▶ REQUIRED WORK: Make a verbatim copy of all the records.

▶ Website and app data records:
↓

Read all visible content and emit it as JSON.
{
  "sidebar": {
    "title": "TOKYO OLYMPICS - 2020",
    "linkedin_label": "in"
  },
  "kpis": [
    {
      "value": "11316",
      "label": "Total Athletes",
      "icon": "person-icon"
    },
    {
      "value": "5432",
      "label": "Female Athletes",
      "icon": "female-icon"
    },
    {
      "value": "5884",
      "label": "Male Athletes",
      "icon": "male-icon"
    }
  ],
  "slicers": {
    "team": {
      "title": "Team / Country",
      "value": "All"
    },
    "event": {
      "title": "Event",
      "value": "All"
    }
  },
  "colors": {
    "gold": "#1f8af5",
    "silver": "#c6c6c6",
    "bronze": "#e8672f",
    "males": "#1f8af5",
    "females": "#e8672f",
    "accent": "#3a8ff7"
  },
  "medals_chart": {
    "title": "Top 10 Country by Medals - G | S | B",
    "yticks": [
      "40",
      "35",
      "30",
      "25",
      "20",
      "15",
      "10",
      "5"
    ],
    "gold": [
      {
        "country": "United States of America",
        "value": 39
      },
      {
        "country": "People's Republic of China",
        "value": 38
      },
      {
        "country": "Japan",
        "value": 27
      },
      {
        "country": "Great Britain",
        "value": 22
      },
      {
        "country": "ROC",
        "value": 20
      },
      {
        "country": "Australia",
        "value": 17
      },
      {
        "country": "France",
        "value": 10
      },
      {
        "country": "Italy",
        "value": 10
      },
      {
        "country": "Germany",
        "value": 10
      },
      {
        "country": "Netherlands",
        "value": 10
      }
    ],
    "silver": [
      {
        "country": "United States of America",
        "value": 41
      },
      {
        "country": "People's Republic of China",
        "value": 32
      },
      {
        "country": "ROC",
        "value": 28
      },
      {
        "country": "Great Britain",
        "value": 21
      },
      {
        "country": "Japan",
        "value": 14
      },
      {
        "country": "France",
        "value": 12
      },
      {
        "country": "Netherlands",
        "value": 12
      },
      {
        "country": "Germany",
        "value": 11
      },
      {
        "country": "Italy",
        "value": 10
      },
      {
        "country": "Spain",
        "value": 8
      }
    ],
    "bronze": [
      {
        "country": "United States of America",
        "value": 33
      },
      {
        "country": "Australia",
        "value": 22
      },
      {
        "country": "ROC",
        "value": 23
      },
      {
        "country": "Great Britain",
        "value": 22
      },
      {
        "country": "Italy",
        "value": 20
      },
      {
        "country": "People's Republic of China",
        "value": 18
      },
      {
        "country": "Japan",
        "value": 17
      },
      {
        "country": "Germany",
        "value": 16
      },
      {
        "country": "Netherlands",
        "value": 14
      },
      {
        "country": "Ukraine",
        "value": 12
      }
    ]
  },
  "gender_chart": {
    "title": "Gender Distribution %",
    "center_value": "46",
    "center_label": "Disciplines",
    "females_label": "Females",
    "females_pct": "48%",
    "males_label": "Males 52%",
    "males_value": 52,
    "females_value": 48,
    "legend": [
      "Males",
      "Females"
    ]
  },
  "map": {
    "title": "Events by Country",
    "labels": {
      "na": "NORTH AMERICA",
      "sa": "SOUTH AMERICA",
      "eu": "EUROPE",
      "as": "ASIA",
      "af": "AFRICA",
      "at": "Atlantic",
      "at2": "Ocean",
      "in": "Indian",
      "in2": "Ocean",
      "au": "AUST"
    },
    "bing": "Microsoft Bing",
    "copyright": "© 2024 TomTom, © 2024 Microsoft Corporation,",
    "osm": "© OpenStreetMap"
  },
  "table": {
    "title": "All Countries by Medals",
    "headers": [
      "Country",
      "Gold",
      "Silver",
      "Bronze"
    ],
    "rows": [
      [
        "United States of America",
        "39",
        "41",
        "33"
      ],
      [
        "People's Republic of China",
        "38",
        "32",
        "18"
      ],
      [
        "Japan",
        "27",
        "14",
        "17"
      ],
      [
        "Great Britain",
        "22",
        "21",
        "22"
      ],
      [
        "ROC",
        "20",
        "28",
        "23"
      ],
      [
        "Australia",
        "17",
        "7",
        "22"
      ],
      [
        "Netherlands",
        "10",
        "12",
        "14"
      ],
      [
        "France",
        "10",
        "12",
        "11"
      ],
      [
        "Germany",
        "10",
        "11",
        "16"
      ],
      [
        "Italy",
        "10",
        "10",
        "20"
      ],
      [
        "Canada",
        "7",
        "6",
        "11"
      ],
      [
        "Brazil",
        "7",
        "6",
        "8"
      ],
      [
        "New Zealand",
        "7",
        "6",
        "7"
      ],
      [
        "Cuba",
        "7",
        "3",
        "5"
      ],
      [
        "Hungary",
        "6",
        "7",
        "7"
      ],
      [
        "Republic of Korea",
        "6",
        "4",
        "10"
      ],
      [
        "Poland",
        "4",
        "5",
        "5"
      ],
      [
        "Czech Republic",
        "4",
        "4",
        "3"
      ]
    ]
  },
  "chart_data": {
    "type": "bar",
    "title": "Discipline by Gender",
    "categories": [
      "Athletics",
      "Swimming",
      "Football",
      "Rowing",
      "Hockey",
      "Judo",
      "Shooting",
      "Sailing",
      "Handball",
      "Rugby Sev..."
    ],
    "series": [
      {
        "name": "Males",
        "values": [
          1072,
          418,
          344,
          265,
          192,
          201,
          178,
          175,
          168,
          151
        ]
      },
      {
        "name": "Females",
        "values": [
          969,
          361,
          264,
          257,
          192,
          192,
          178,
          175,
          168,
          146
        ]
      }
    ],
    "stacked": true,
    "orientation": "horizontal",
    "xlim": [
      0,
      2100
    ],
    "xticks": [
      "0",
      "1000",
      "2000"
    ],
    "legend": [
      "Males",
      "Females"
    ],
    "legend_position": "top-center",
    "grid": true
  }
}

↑

▶ RESPONSE TO THE EXERCISE:
Read all visible content and emit it as JSON.
{
  "sidebar": {
    "title": "TOKYO OLYMPICS - 2020",
    "linkedin_label": "in"
  },
  "kpis": [
    {
      "value": "11316",
      "label": "Total Athletes",
      "icon": "person-icon"
    },
    {
      "value": "5432",
      "label": "Female Athletes",
      "icon": "female-icon"
    },
    {
      "value": "5884",
      "label": "Male Athletes",
      "icon": "male-icon"
    }
  ],
  "slicers": {
    "team": {
      "title": "Team / Country",
      "value": "All"
    },
    "event": {
      "title": "Event",
      "value": "All"
    }
  },
  "colors": {
    "gold": "#1f8af5",
    "silver": "#c6c6c6",
    "bronze": "#e8672f",
    "males": "#1f8af5",
    "females": "#e8672f",
    "accent": "#3a8ff7"
  },
  "medals_chart": {
    "title": "Top 10 Country by Medals - G | S | B",
    "yticks": [
      "40",
      "35",
      "30",
      "25",
      "20",
      "15",
      "10",
      "5"
    ],
    "gold": [
      {
        "country": "United States of America",
        "value": 39
      },
      {
        "country": "People's Republic of China",
        "value": 38
      },
      {
        "country": "Japan",
        "value": 27
      },
      {
        "country": "Great Britain",
        "value": 22
      },
      {
        "country": "ROC",
        "value": 20
      },
      {
        "country": "Australia",
        "value": 17
      },
      {
        "country": "France",
        "value": 10
      },
      {
        "country": "Italy",
        "value": 10
      },
      {
        "country": "Germany",
        "value": 10
      },
      {
        "country": "Netherlands",
        "value": 10
      }
    ],
    "silver": [
      {
        "country": "United States of America",
        "value": 41
      },
      {
        "country": "People's Republic of China",
        "value": 32
      },
      {
        "country": "ROC",
        "value": 28
      },
      {
        "country": "Great Britain",
        "value": 21
      },
      {
        "country": "Japan",
        "value": 14
      },
      {
        "country": "France",
        "value": 12
      },
      {
        "country": "Netherlands",
        "value": 12
      },
      {
        "country": "Germany",
        "value": 11
      },
      {
        "country": "Italy",
        "value": 10
      },
      {
        "country": "Spain",
        "value": 8
      }
    ],
    "bronze": [
      {
        "country": "United States of America",
        "value": 33
      },
      {
        "country": "Australia",
        "value": 22
      },
      {
        "country": "ROC",
        "value": 23
      },
      {
        "country": "Great Britain",
        "value": 22
      },
      {
        "country": "Italy",
        "value": 20
      },
      {
        "country": "People's Republic of China",
        "value": 18
      },
      {
        "country": "Japan",
        "value": 17
      },
      {
        "country": "Germany",
        "value": 16
      },
      {
        "country": "Netherlands",
        "value": 14
      },
      {
        "country": "Ukraine",
        "value": 12
      }
    ]
  },
  "gender_chart": {
    "title": "Gender Distribution %",
    "center_value": "46",
    "center_label": "Disciplines",
    "females_label": "Females",
    "females_pct": "48%",
    "males_label": "Males 52%",
    "males_value": 52,
    "females_value": 48,
    "legend": [
      "Males",
      "Females"
    ]
  },
  "map": {
    "title": "Events by Country",
    "labels": {
      "na": "NORTH AMERICA",
      "sa": "SOUTH AMERICA",
      "eu": "EUROPE",
      "as": "ASIA",
      "af": "AFRICA",
      "at": "Atlantic",
      "at2": "Ocean",
      "in": "Indian",
      "in2": "Ocean",
      "au": "AUST"
    },
    "bing": "Microsoft Bing",
    "copyright": "© 2024 TomTom, © 2024 Microsoft Corporation,",
    "osm": "© OpenStreetMap"
  },
  "table": {
    "title": "All Countries by Medals",
    "headers": [
      "Country",
      "Gold",
      "Silver",
      "Bronze"
    ],
    "rows": [
      [
        "United States of America",
        "39",
        "41",
        "33"
      ],
      [
        "People's Republic of China",
        "38",
        "32",
        "18"
      ],
      [
        "Japan",
        "27",
        "14",
        "17"
      ],
      [
        "Great Britain",
        "22",
        "21",
        "22"
      ],
      [
        "ROC",
        "20",
        "28",
        "23"
      ],
      [
        "Australia",
        "17",
        "7",
        "22"
      ],
      [
        "Netherlands",
        "10",
        "12",
        "14"
      ],
      [
        "France",
        "10",
        "12",
        "11"
      ],
      [
        "Germany",
        "10",
        "11",
        "16"
      ],
      [
        "Italy",
        "10",
        "10",
        "20"
      ],
      [
        "Canada",
        "7",
        "6",
        "11"
      ],
      [
        "Brazil",
        "7",
        "6",
        "8"
      ],
      [
        "New Zealand",
        "7",
        "6",
        "7"
      ],
      [
        "Cuba",
        "7",
        "3",
        "5"
      ],
      [
        "Hungary",
        "6",
        "7",
        "7"
      ],
      [
        "Republic of Korea",
        "6",
        "4",
        "10"
      ],
      [
        "Poland",
        "4",
        "5",
        "5"
      ],
      [
        "Czech Republic",
        "4",
        "4",
        "3"
      ]
    ]
  },
  "chart_data": {
    "type": "bar",
    "title": "Discipline by Gender",
    "categories": [
      "Athletics",
      "Swimming",
      "Football",
      "Rowing",
      "Hockey",
      "Judo",
      "Shooting",
      "Sailing",
      "Handball",
      "Rugby Sev..."
    ],
    "series": [
      {
        "name": "Males",
        "values": [
          1072,
          418,
          344,
          265,
          192,
          201,
          178,
          175,
          168,
          151
        ]
      },
      {
        "name": "Females",
        "values": [
          969,
          361,
          264,
          257,
          192,
          192,
          178,
          175,
          168,
          146
        ]
      }
    ],
    "stacked": true,
    "orientation": "horizontal",
    "xlim": [
      0,
      2100
    ],
    "xticks": [
      "0",
      "1000",
      "2000"
    ],
    "legend": [
      "Males",
      "Females"
    ],
    "legend_position": "top-center",
    "grid": true
  }
}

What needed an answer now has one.